Keeping an open mind when flying
Fact: Every experienced traveler will say that the travel days are the hardest ones of the trip.
If I want to continue exploring the world, then I have to make the best of long airport waits, delays and hussling between gates. The other night at Hartsfield Atlanta Airport my gate changed 3 times, and that meant different concourses via the train system, which fortunately is very efficient. Add into the equation that I was on the last leg of my journey home and that I was dead tired didn't make it any nicer. I kept the proper attitude and figured that I added an additional two miles at least into my daily walking routine and found a lovely restaurant for a meal with a glass of wine. That was a win-win in my books.
The tug and pull of getting all the carryons into the overhead bins is another more recent phenomena in flying as folks try to manage luggage without paying the fees. People are forever asking me to give up my space - my carryon is compact on purpose - and put it under my seat so that their bulky one can have room. On long flights I am not so agreeable as my legroom will be limited and I feel that is an imposition. People tend to get pushy and agressive while traveling, and I find that I have to "stick to my guns" so to speak in return.
It's best to put on my headset immediately upon settling into my seat and cancelling out unwanted conversations and commotion. Boy, do I sound like a curmudgeon. Not so. I do it to get into flight mode, plan my sleep time and play relaxing music for a pleasant atmosphere before takeoff. See. There is a method to my drill.
On travel days I make sure to wear comfortable clothing for sitting on a plane -forget the tight stylish pants that I can barely snap - and slip on shoes primarily for TSA checks. A neck scarf to ward off extremes of cabin temperatures is handy. I'm still working on finding the best pillow. I saw one - it wraps around the neck like a small towel - used by a fellow traveler that looks that it might be the solution. My purse becomes my arsenal with all the essentials including my phone with airline apps - I check them for workability and know my passwords before I leave on a trip - for keeping updated on gate changes and information on my luggage transfers.

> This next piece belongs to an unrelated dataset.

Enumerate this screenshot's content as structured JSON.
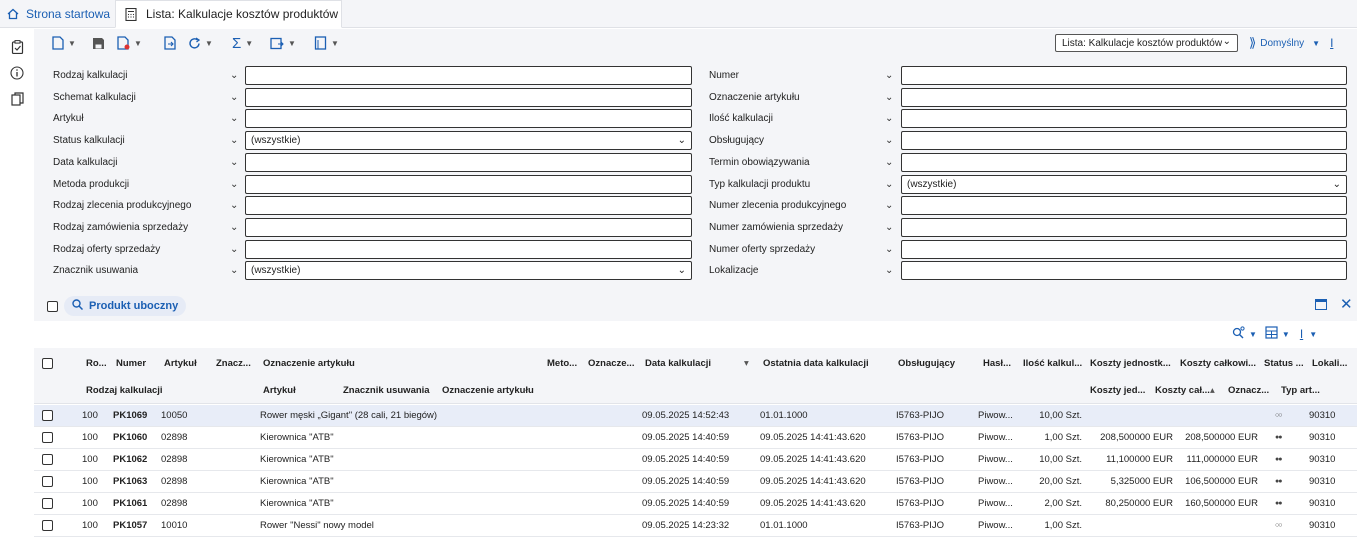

Finally, I remind myself that I should read all the signage in an airport first - I study airport layouts before I leave home -and secondly, ask questions if in doubt. It works every time.
And my last piece of advice: Don't let the mere thought of what I have said get the best of you.